Your family doctor or nurse can give blood pressure screenings. If you don’t have a doctor or don’t have time to get to a doctor’s appointment, many local drug stores offer screenings in their pharmacy section, including Walgreens, CVS, and Kroger. HRSA Health Centers can do blood pressure screenings even if you have no health insurance. (877-464-4772) HRSA centers are open weekdays, 8am to 8pm Eastern Time (except federal holidays).

Getting to your blood pressure screening can be hard. Don’t let this stop you. It’s important. If public transportation is a challenge, a mobile ride app like Uber and Lyft may provide door-to-door service to and from your appointment for less than the cost of a taxi. Or, ask a friend or family member for help! See if someone you know can give you a ride.

Medicaid patients also have the option of using NEMT (Non-Emergency Medical Transportation). The NEMT program ensures transportation to eligible fee-for-service and managed care health plan participants who do not have access to free appropriate transportation to and from scheduled covered services. The NEMT program may get you to your health care appointment using:

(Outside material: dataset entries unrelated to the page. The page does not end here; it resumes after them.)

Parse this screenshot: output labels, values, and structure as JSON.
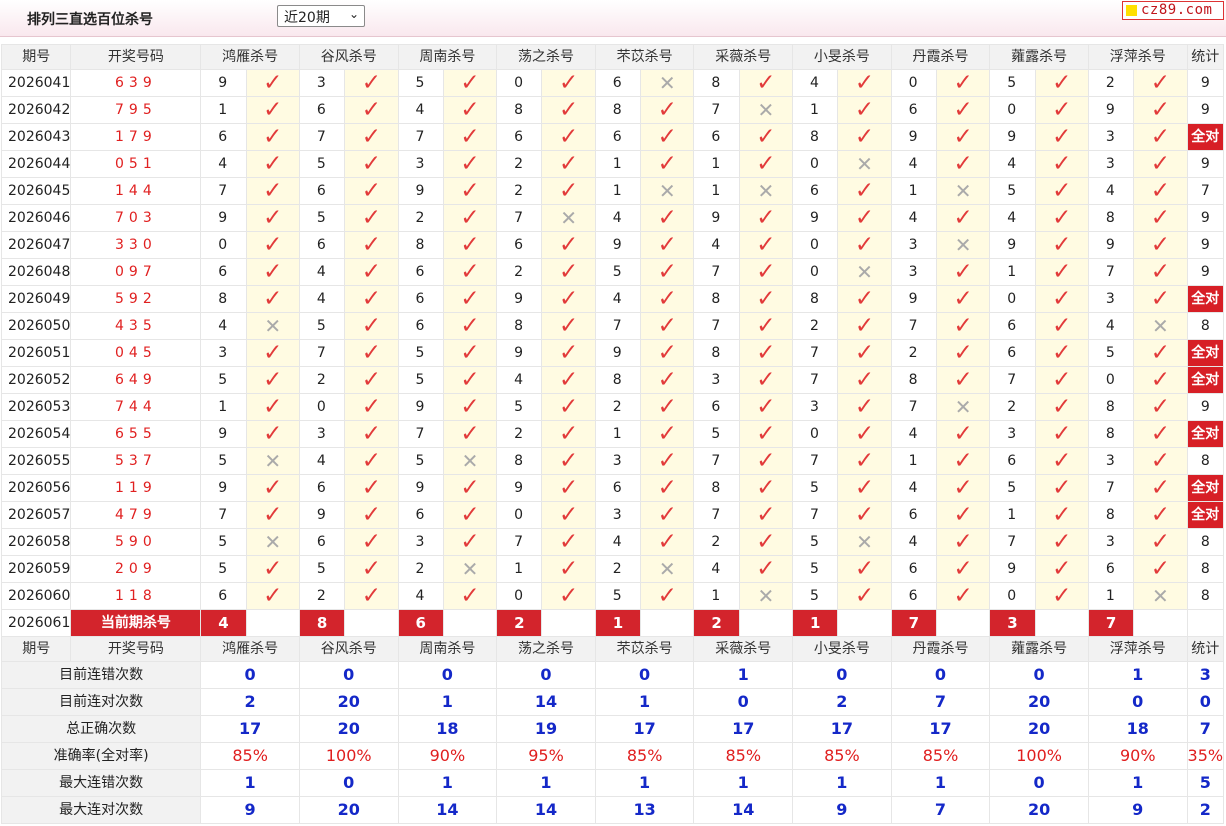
{
  "header": {
    "title": "排列三直选百位杀号",
    "period_option": "近20期",
    "period_arrow": "⌄",
    "logo_text": "cz89.com"
  },
  "columns": {
    "issue": "期号",
    "draw": "开奖号码",
    "experts": [
      "鸿雁杀号",
      "谷风杀号",
      "周南杀号",
      "荡之杀号",
      "芣苡杀号",
      "采薇杀号",
      "小旻杀号",
      "丹霞杀号",
      "蕹露杀号",
      "浮萍杀号"
    ],
    "stat": "统计"
  },
  "marks": {
    "correct": "✓",
    "wrong": "✕",
    "correct_color": "#e23a3a",
    "wrong_color": "#aaaaaa"
  },
  "colors": {
    "accent_red": "#d3242c",
    "stat_blue": "#1428c8",
    "highlight_bg": "#fffbe2"
  },
  "rows": [
    {
      "issue": "2026041",
      "draw": "639",
      "picks": [
        [
          9,
          1
        ],
        [
          3,
          1
        ],
        [
          5,
          1
        ],
        [
          0,
          1
        ],
        [
          6,
          0
        ],
        [
          8,
          1
        ],
        [
          4,
          1
        ],
        [
          0,
          1
        ],
        [
          5,
          1
        ],
        [
          2,
          1
        ]
      ],
      "stat": "9"
    },
    {
      "issue": "2026042",
      "draw": "795",
      "picks": [
        [
          1,
          1
        ],
        [
          6,
          1
        ],
        [
          4,
          1
        ],
        [
          8,
          1
        ],
        [
          8,
          1
        ],
        [
          7,
          0
        ],
        [
          1,
          1
        ],
        [
          6,
          1
        ],
        [
          0,
          1
        ],
        [
          9,
          1
        ]
      ],
      "stat": "9"
    },
    {
      "issue": "2026043",
      "draw": "179",
      "picks": [
        [
          6,
          1
        ],
        [
          7,
          1
        ],
        [
          7,
          1
        ],
        [
          6,
          1
        ],
        [
          6,
          1
        ],
        [
          6,
          1
        ],
        [
          8,
          1
        ],
        [
          9,
          1
        ],
        [
          9,
          1
        ],
        [
          3,
          1
        ]
      ],
      "stat": "全对"
    },
    {
      "issue": "2026044",
      "draw": "051",
      "picks": [
        [
          4,
          1
        ],
        [
          5,
          1
        ],
        [
          3,
          1
        ],
        [
          2,
          1
        ],
        [
          1,
          1
        ],
        [
          1,
          1
        ],
        [
          0,
          0
        ],
        [
          4,
          1
        ],
        [
          4,
          1
        ],
        [
          3,
          1
        ]
      ],
      "stat": "9"
    },
    {
      "issue": "2026045",
      "draw": "144",
      "picks": [
        [
          7,
          1
        ],
        [
          6,
          1
        ],
        [
          9,
          1
        ],
        [
          2,
          1
        ],
        [
          1,
          0
        ],
        [
          1,
          0
        ],
        [
          6,
          1
        ],
        [
          1,
          0
        ],
        [
          5,
          1
        ],
        [
          4,
          1
        ]
      ],
      "stat": "7"
    },
    {
      "issue": "2026046",
      "draw": "703",
      "picks": [
        [
          9,
          1
        ],
        [
          5,
          1
        ],
        [
          2,
          1
        ],
        [
          7,
          0
        ],
        [
          4,
          1
        ],
        [
          9,
          1
        ],
        [
          9,
          1
        ],
        [
          4,
          1
        ],
        [
          4,
          1
        ],
        [
          8,
          1
        ]
      ],
      "stat": "9"
    },
    {
      "issue": "2026047",
      "draw": "330",
      "picks": [
        [
          0,
          1
        ],
        [
          6,
          1
        ],
        [
          8,
          1
        ],
        [
          6,
          1
        ],
        [
          9,
          1
        ],
        [
          4,
          1
        ],
        [
          0,
          1
        ],
        [
          3,
          0
        ],
        [
          9,
          1
        ],
        [
          9,
          1
        ]
      ],
      "stat": "9"
    },
    {
      "issue": "2026048",
      "draw": "097",
      "picks": [
        [
          6,
          1
        ],
        [
          4,
          1
        ],
        [
          6,
          1
        ],
        [
          2,
          1
        ],
        [
          5,
          1
        ],
        [
          7,
          1
        ],
        [
          0,
          0
        ],
        [
          3,
          1
        ],
        [
          1,
          1
        ],
        [
          7,
          1
        ]
      ],
      "stat": "9"
    },
    {
      "issue": "2026049",
      "draw": "592",
      "picks": [
        [
          8,
          1
        ],
        [
          4,
          1
        ],
        [
          6,
          1
        ],
        [
          9,
          1
        ],
        [
          4,
          1
        ],
        [
          8,
          1
        ],
        [
          8,
          1
        ],
        [
          9,
          1
        ],
        [
          0,
          1
        ],
        [
          3,
          1
        ]
      ],
      "stat": "全对"
    },
    {
      "issue": "2026050",
      "draw": "435",
      "picks": [
        [
          4,
          0
        ],
        [
          5,
          1
        ],
        [
          6,
          1
        ],
        [
          8,
          1
        ],
        [
          7,
          1
        ],
        [
          7,
          1
        ],
        [
          2,
          1
        ],
        [
          7,
          1
        ],
        [
          6,
          1
        ],
        [
          4,
          0
        ]
      ],
      "stat": "8"
    },
    {
      "issue": "2026051",
      "draw": "045",
      "picks": [
        [
          3,
          1
        ],
        [
          7,
          1
        ],
        [
          5,
          1
        ],
        [
          9,
          1
        ],
        [
          9,
          1
        ],
        [
          8,
          1
        ],
        [
          7,
          1
        ],
        [
          2,
          1
        ],
        [
          6,
          1
        ],
        [
          5,
          1
        ]
      ],
      "stat": "全对"
    },
    {
      "issue": "2026052",
      "draw": "649",
      "picks": [
        [
          5,
          1
        ],
        [
          2,
          1
        ],
        [
          5,
          1
        ],
        [
          4,
          1
        ],
        [
          8,
          1
        ],
        [
          3,
          1
        ],
        [
          7,
          1
        ],
        [
          8,
          1
        ],
        [
          7,
          1
        ],
        [
          0,
          1
        ]
      ],
      "stat": "全对"
    },
    {
      "issue": "2026053",
      "draw": "744",
      "picks": [
        [
          1,
          1
        ],
        [
          0,
          1
        ],
        [
          9,
          1
        ],
        [
          5,
          1
        ],
        [
          2,
          1
        ],
        [
          6,
          1
        ],
        [
          3,
          1
        ],
        [
          7,
          0
        ],
        [
          2,
          1
        ],
        [
          8,
          1
        ]
      ],
      "stat": "9"
    },
    {
      "issue": "2026054",
      "draw": "655",
      "picks": [
        [
          9,
          1
        ],
        [
          3,
          1
        ],
        [
          7,
          1
        ],
        [
          2,
          1
        ],
        [
          1,
          1
        ],
        [
          5,
          1
        ],
        [
          0,
          1
        ],
        [
          4,
          1
        ],
        [
          3,
          1
        ],
        [
          8,
          1
        ]
      ],
      "stat": "全对"
    },
    {
      "issue": "2026055",
      "draw": "537",
      "picks": [
        [
          5,
          0
        ],
        [
          4,
          1
        ],
        [
          5,
          0
        ],
        [
          8,
          1
        ],
        [
          3,
          1
        ],
        [
          7,
          1
        ],
        [
          7,
          1
        ],
        [
          1,
          1
        ],
        [
          6,
          1
        ],
        [
          3,
          1
        ]
      ],
      "stat": "8"
    },
    {
      "issue": "2026056",
      "draw": "119",
      "picks": [
        [
          9,
          1
        ],
        [
          6,
          1
        ],
        [
          9,
          1
        ],
        [
          9,
          1
        ],
        [
          6,
          1
        ],
        [
          8,
          1
        ],
        [
          5,
          1
        ],
        [
          4,
          1
        ],
        [
          5,
          1
        ],
        [
          7,
          1
        ]
      ],
      "stat": "全对"
    },
    {
      "issue": "2026057",
      "draw": "479",
      "picks": [
        [
          7,
          1
        ],
        [
          9,
          1
        ],
        [
          6,
          1
        ],
        [
          0,
          1
        ],
        [
          3,
          1
        ],
        [
          7,
          1
        ],
        [
          7,
          1
        ],
        [
          6,
          1
        ],
        [
          1,
          1
        ],
        [
          8,
          1
        ]
      ],
      "stat": "全对"
    },
    {
      "issue": "2026058",
      "draw": "590",
      "picks": [
        [
          5,
          0
        ],
        [
          6,
          1
        ],
        [
          3,
          1
        ],
        [
          7,
          1
        ],
        [
          4,
          1
        ],
        [
          2,
          1
        ],
        [
          5,
          0
        ],
        [
          4,
          1
        ],
        [
          7,
          1
        ],
        [
          3,
          1
        ]
      ],
      "stat": "8"
    },
    {
      "issue": "2026059",
      "draw": "209",
      "picks": [
        [
          5,
          1
        ],
        [
          5,
          1
        ],
        [
          2,
          0
        ],
        [
          1,
          1
        ],
        [
          2,
          0
        ],
        [
          4,
          1
        ],
        [
          5,
          1
        ],
        [
          6,
          1
        ],
        [
          9,
          1
        ],
        [
          6,
          1
        ]
      ],
      "stat": "8"
    },
    {
      "issue": "2026060",
      "draw": "118",
      "picks": [
        [
          6,
          1
        ],
        [
          2,
          1
        ],
        [
          4,
          1
        ],
        [
          0,
          1
        ],
        [
          5,
          1
        ],
        [
          1,
          0
        ],
        [
          5,
          1
        ],
        [
          6,
          1
        ],
        [
          0,
          1
        ],
        [
          1,
          0
        ]
      ],
      "stat": "8"
    }
  ],
  "current": {
    "issue": "2026061",
    "label": "当前期杀号",
    "kills": [
      "4",
      "8",
      "6",
      "2",
      "1",
      "2",
      "1",
      "7",
      "3",
      "7"
    ]
  },
  "summary": [
    {
      "label": "目前连错次数",
      "values": [
        "0",
        "0",
        "0",
        "0",
        "0",
        "1",
        "0",
        "0",
        "0",
        "1"
      ],
      "stat": "3"
    },
    {
      "label": "目前连对次数",
      "values": [
        "2",
        "20",
        "1",
        "14",
        "1",
        "0",
        "2",
        "7",
        "20",
        "0"
      ],
      "stat": "0"
    },
    {
      "label": "总正确次数",
      "values": [
        "17",
        "20",
        "18",
        "19",
        "17",
        "17",
        "17",
        "17",
        "20",
        "18"
      ],
      "stat": "7"
    },
    {
      "label": "准确率(全对率)",
      "values": [
        "85%",
        "100%",
        "90%",
        "95%",
        "85%",
        "85%",
        "85%",
        "85%",
        "100%",
        "90%"
      ],
      "stat": "35%",
      "rate": true
    },
    {
      "label": "最大连错次数",
      "values": [
        "1",
        "0",
        "1",
        "1",
        "1",
        "1",
        "1",
        "1",
        "0",
        "1"
      ],
      "stat": "5"
    },
    {
      "label": "最大连对次数",
      "values": [
        "9",
        "20",
        "14",
        "14",
        "13",
        "14",
        "9",
        "7",
        "20",
        "9"
      ],
      "stat": "2"
    }
  ]
}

  • public transportation or bus tokens
  • vans
  • taxi
  • ambulance
  • or even an airplane if necessary

You may also be able to get help with gas costs if you have a car or have a friend or a neighbor who can take you. The NEMT program must approve this before your appointment. Benefits and program types vary by county.

Depending on your insurance, you may be able to have a doctor or nurse check your blood pressure for free. There are also drug stores, local health fairs, and community events that often offer free blood pressure screenings. Search “upcoming health events” online.

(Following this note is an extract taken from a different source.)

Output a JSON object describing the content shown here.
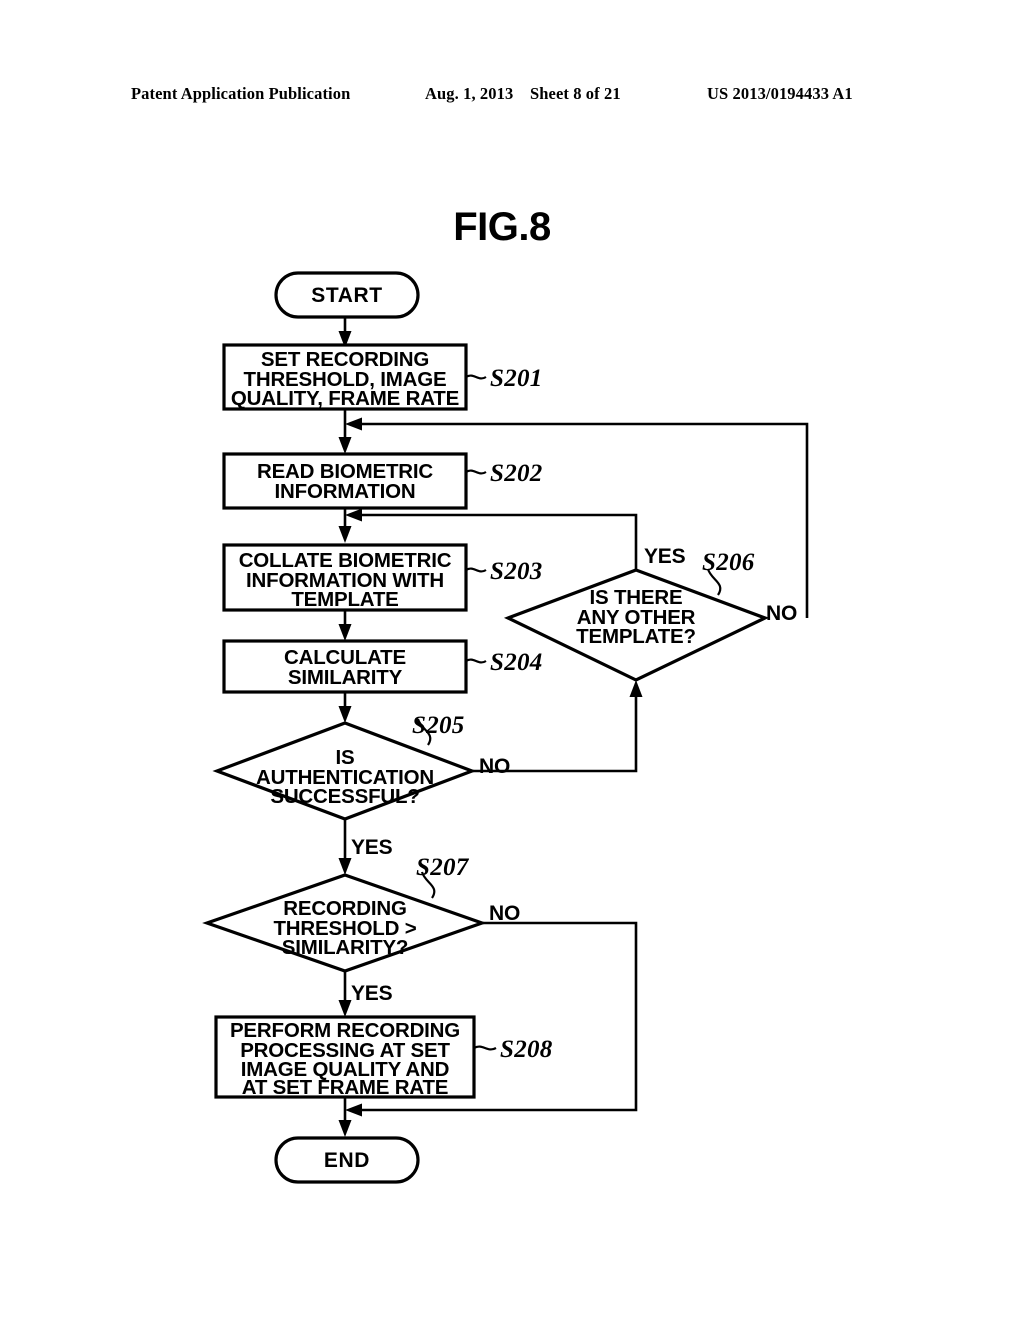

If your doctor suggests a prescription medicine to help lower your blood pressure and you are worried about the cost, you may be able to find financial help at Partnership for Prescription Assistance (PPA) or Needy Meds.

The good news is that blood pressure screenings usually don’t hurt and take just a few minutes. A rubber belt is put around your arm, and air is blown into it until it is tight. A monitor is connected to the belt that tells you your blood pressure.

Heart disease happens over many years. When blood pressure stays high over time, it can damage the body and cause big problems—even death. So, it’s better to know if you have high blood pressure as early as possible. To learn more, visit www.heart.org.

You can find many free stop smoking resources on the web like SmokeFree.gov or WebMD's Smoking Cessation Health Center.